And the belief is growing inside Amartey that he can take charge of a big game in footy's grandest arena.

"You've got to have that bit of swagger and confidence every time you step on the field. Sometimes it just comes down to kicking straight and taking your opportunities which might only happen once or twice a season in those big games.

"I'm pretty happy though if I'm just providing a physical presence and doing what the boys need me to do in that time, and then the reward for that inside the four walls comes graciously," he said.


"A good example of that is James Rowbottom, playing his 100th this week. He's starting to get that outside recognition, but inside the four walls there's no player who is trusted more than himself."

Along with Rowbottom's milestone, Amartey will also be celebrating his school teammate at Mentone Grammar and former roommate in Sydney in Oli Florent's 100th consecutive game today.

Amartey may still be a fair way off bringing up three figures himself and present a languid disposition at times to those on the outside, but is not afraid to voice his thoughts in the Swans' inner sanctum.

"You want to earn your stripes before you say too much, but the group we've got, we're all from interstate besides four or five of us, so you become best friends pretty quick, so it's easy to say what you want and think without being judged negatively," he said.

Joel Amartey celebrates with fans after the round one match between Collingwood and Sydney at the MCG, March 15, 2024. Picture: AFL Photos

"The whole squad is really comfortable with everyone's voice. There's no hierarchy system or anything like that. Everyone sees the game differently of course, but everyone's heard and everyone feels pretty comfortable saying what they think."

The voice of coach John Longmire clearly reigns above all others at the club though, and his call for Amartey is simply to maintain the consistency he's shown across the last four weeks.

"He's big and strong and hits the contest hard and that's what we need from him, the other stuff is the bonus," Longmire said.

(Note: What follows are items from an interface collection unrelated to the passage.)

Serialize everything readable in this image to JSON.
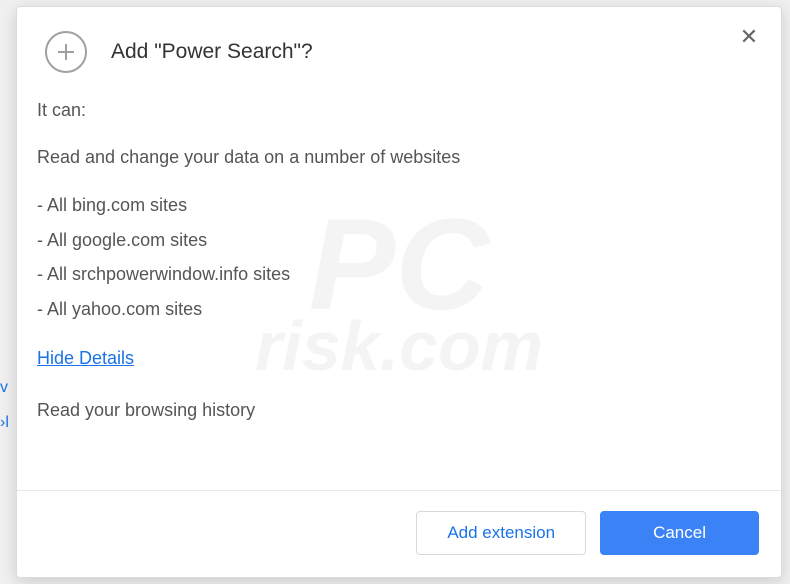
{
  "dialog": {
    "title": "Add \"Power Search\"?",
    "close_label": "✕"
  },
  "permissions": {
    "intro": "It can:",
    "data_access": "Read and change your data on a number of websites",
    "sites": [
      "All bing.com sites",
      "All google.com sites",
      "All srchpowerwindow.info sites",
      "All yahoo.com sites"
    ],
    "toggle": "Hide Details",
    "history": "Read your browsing history"
  },
  "actions": {
    "add": "Add extension",
    "cancel": "Cancel"
  },
  "watermark": {
    "main": "PC",
    "sub": "risk.com"
  }
}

"He's got pretty good footwork for a big fella and he's got great speed. We need to make sure our players are consistent in their approach and Joel's no different."